Ross Douthat in the New York Times wrote tongue in cheek about the well-off in the United States doing their best to remain in the upper class by marrying intelligent achievers in university. It is called assortative mating, and it means that the intelligent marry the intelligent. A Princeton alumna, Susan Patton, had scandalized the university by strongly recommending that young women at Princeton marry before graduating.
Her betrayal consists of being gauche enough to acknowledge publicly a truth that everyone who’s come up through Ivy League culture knows intuitively — that elite universities are about connecting more than learning, that the social world matters far more than the classroom to undergraduates, and that rather than an escalator elevating the best and brightest from every walk of life, the meritocracy as we know it mostly works to perpetuate the existing upper class.
Every elite seeks its own perpetuation, of course, but that project is uniquely difficult in a society that’s formally democratic and egalitarian and colorblind. And it’s even more difficult for an elite that prides itself on its progressive politics, its social conscience, its enlightened distance from hierarchies of blood and birth and breeding.
Thus the importance, in the modern meritocratic culture, of the unacknowledged mechanisms that preserve privilege, reward the inside game, and ensure that the advantages enjoyed in one generation can be passed safely onward to the next….

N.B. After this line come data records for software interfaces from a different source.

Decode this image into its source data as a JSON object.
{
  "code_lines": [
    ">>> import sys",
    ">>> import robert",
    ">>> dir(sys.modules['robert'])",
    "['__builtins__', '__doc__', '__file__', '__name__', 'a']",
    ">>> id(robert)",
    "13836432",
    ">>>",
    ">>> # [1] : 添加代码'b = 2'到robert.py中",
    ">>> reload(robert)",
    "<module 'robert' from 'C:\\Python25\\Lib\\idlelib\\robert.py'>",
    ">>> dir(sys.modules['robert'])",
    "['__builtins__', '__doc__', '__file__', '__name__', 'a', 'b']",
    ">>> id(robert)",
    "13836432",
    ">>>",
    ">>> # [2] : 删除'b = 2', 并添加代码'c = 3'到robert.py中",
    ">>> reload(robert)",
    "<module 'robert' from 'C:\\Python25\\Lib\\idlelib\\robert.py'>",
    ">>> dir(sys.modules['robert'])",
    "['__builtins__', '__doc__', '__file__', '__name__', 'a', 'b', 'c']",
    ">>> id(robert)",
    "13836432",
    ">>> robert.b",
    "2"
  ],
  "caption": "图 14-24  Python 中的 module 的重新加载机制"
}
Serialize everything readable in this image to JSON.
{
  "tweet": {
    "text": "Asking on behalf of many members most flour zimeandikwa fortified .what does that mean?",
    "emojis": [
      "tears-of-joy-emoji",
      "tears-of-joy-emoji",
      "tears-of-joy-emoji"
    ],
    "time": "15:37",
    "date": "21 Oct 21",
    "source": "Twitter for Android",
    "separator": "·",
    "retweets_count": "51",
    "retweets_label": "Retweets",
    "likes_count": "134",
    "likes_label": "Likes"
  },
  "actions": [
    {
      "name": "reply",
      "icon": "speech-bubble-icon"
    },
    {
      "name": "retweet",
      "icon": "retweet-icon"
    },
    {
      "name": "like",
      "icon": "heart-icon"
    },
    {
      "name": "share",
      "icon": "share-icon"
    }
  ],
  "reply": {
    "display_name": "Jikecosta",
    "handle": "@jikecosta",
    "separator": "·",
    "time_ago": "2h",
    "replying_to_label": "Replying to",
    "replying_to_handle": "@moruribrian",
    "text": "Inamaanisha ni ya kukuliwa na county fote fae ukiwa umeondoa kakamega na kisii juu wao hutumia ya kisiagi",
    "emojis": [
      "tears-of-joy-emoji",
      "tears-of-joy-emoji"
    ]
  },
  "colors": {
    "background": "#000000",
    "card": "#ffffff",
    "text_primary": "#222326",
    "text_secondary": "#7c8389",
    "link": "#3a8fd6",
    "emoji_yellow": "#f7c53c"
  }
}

That the actual practice of meritocracy mostly involves a strenuous quest to avoid any kind of downward mobility, for oneself or for one’s kids, is something every upper-class American understands deep in his or her highly educated bones.
But really, Susan Patton, do we have to talk about it?